━━━ Working data

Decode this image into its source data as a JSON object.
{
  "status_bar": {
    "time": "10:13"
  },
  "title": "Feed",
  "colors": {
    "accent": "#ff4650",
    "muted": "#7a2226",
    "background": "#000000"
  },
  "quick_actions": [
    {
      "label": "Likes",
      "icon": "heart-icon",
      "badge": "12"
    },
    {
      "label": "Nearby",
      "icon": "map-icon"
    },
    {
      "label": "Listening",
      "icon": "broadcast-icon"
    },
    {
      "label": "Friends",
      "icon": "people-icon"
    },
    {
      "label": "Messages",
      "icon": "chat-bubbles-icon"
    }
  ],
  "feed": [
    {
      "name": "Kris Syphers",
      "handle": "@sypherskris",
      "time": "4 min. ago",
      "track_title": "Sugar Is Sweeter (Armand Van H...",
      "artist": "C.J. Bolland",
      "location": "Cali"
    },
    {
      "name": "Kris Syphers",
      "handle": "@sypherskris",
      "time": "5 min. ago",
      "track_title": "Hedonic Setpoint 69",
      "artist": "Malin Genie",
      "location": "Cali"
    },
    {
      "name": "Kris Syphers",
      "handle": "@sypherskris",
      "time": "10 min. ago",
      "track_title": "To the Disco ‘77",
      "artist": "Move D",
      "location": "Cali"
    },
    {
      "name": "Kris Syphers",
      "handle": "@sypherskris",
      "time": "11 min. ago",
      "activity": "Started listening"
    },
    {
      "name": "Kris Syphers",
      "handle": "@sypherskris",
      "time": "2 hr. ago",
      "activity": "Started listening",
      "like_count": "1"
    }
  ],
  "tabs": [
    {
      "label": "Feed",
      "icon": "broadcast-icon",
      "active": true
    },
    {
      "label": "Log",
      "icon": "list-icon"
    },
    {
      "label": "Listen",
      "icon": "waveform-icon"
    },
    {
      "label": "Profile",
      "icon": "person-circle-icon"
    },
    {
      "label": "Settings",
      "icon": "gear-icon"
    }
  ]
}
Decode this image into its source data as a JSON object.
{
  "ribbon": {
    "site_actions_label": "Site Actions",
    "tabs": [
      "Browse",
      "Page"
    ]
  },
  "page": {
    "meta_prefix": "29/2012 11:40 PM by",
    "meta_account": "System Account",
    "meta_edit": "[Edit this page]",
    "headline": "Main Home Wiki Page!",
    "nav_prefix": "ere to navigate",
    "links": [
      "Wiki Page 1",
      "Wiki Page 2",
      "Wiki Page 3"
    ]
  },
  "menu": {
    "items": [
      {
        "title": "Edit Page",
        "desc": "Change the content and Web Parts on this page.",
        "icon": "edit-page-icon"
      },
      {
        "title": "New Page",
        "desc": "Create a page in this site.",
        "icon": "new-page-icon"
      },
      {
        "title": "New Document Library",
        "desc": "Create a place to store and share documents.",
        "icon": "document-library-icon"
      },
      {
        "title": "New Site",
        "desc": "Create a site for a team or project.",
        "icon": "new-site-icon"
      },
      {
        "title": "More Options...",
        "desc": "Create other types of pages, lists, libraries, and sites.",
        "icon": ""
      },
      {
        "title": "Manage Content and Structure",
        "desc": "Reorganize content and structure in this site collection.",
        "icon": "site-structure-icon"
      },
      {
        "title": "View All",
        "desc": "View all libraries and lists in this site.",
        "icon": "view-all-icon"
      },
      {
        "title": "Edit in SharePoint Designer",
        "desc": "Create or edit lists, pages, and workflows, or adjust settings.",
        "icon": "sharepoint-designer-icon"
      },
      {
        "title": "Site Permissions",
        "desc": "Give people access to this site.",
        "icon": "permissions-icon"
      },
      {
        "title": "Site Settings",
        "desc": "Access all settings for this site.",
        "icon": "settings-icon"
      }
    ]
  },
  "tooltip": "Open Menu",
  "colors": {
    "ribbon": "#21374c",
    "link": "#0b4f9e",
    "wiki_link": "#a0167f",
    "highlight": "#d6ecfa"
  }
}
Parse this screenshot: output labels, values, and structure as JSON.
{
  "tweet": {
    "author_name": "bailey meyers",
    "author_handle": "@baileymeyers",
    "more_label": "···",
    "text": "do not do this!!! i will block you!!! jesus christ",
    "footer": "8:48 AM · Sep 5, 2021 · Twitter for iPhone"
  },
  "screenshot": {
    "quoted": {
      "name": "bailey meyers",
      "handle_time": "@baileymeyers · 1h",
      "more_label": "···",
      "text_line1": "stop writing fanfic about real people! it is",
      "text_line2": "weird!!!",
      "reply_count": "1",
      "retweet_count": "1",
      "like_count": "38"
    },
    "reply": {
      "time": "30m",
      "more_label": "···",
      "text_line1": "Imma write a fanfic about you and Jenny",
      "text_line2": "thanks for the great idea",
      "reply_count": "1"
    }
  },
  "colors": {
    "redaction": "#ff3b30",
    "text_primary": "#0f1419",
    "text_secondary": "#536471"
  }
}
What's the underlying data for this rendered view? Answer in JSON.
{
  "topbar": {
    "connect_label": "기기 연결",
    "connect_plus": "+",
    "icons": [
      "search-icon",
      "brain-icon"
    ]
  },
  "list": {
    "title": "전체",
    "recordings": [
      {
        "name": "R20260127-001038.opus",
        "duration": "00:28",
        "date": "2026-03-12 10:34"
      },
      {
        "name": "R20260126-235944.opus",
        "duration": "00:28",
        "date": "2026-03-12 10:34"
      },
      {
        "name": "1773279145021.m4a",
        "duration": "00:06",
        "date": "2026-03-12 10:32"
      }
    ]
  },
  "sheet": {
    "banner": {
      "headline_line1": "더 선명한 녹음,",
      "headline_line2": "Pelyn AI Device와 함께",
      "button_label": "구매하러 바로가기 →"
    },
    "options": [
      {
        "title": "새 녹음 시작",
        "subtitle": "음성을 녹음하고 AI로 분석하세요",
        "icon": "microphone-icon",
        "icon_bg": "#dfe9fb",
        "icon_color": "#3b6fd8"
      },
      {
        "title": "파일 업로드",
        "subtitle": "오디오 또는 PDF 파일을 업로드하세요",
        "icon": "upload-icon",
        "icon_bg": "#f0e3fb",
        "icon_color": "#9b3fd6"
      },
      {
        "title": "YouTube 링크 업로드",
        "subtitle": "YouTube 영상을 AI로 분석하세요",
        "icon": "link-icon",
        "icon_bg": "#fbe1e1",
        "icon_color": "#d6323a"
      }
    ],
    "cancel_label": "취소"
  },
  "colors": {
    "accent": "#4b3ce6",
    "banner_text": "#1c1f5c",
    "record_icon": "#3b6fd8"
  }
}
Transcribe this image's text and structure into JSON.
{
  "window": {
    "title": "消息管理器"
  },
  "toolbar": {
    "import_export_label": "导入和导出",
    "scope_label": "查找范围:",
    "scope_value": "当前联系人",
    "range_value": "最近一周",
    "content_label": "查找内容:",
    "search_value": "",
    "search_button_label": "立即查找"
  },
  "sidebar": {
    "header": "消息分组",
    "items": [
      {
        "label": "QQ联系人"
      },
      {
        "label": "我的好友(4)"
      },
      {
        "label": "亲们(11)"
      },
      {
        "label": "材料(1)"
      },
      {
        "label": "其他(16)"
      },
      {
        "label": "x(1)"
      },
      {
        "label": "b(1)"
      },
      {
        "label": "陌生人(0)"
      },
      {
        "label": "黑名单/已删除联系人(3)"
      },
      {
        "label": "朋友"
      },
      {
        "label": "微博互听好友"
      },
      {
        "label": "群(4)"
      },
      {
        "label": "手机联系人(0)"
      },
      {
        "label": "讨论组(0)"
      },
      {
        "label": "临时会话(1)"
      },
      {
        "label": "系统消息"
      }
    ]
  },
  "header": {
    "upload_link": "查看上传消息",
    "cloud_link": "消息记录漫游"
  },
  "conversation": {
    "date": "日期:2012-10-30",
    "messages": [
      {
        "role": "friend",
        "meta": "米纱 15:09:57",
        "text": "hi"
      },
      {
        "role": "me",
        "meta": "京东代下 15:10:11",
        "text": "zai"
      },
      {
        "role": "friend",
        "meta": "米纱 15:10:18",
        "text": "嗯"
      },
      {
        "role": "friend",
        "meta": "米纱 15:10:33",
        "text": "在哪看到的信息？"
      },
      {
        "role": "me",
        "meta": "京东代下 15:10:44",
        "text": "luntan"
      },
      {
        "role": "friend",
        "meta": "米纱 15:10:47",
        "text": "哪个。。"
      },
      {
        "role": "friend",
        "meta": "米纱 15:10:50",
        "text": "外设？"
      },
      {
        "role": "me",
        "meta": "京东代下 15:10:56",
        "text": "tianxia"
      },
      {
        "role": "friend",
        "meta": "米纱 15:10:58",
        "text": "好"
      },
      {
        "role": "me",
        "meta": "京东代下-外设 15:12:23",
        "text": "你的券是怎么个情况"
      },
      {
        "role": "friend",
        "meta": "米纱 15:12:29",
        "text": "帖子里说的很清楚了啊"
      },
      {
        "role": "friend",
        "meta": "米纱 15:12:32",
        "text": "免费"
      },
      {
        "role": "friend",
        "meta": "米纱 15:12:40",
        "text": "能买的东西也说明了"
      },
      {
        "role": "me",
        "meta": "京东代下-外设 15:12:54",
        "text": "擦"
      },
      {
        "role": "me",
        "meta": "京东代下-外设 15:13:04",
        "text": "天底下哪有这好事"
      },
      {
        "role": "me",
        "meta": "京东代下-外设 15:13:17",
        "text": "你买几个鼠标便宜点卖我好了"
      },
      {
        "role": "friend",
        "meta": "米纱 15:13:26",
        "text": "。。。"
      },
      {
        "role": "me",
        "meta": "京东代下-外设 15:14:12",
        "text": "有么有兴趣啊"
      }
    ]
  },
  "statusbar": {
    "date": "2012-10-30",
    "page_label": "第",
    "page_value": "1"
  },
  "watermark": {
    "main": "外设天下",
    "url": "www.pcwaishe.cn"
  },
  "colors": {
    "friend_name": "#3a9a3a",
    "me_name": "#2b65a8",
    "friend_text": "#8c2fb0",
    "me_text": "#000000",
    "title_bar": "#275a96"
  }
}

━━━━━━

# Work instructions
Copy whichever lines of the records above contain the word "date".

# Problem solution
        "date": "2026-03-12 10:34"
        "date": "2026-03-12 10:34"
        "date": "2026-03-12 10:32"
    "date": "日期:2012-10-30",
    "date": "2012-10-30",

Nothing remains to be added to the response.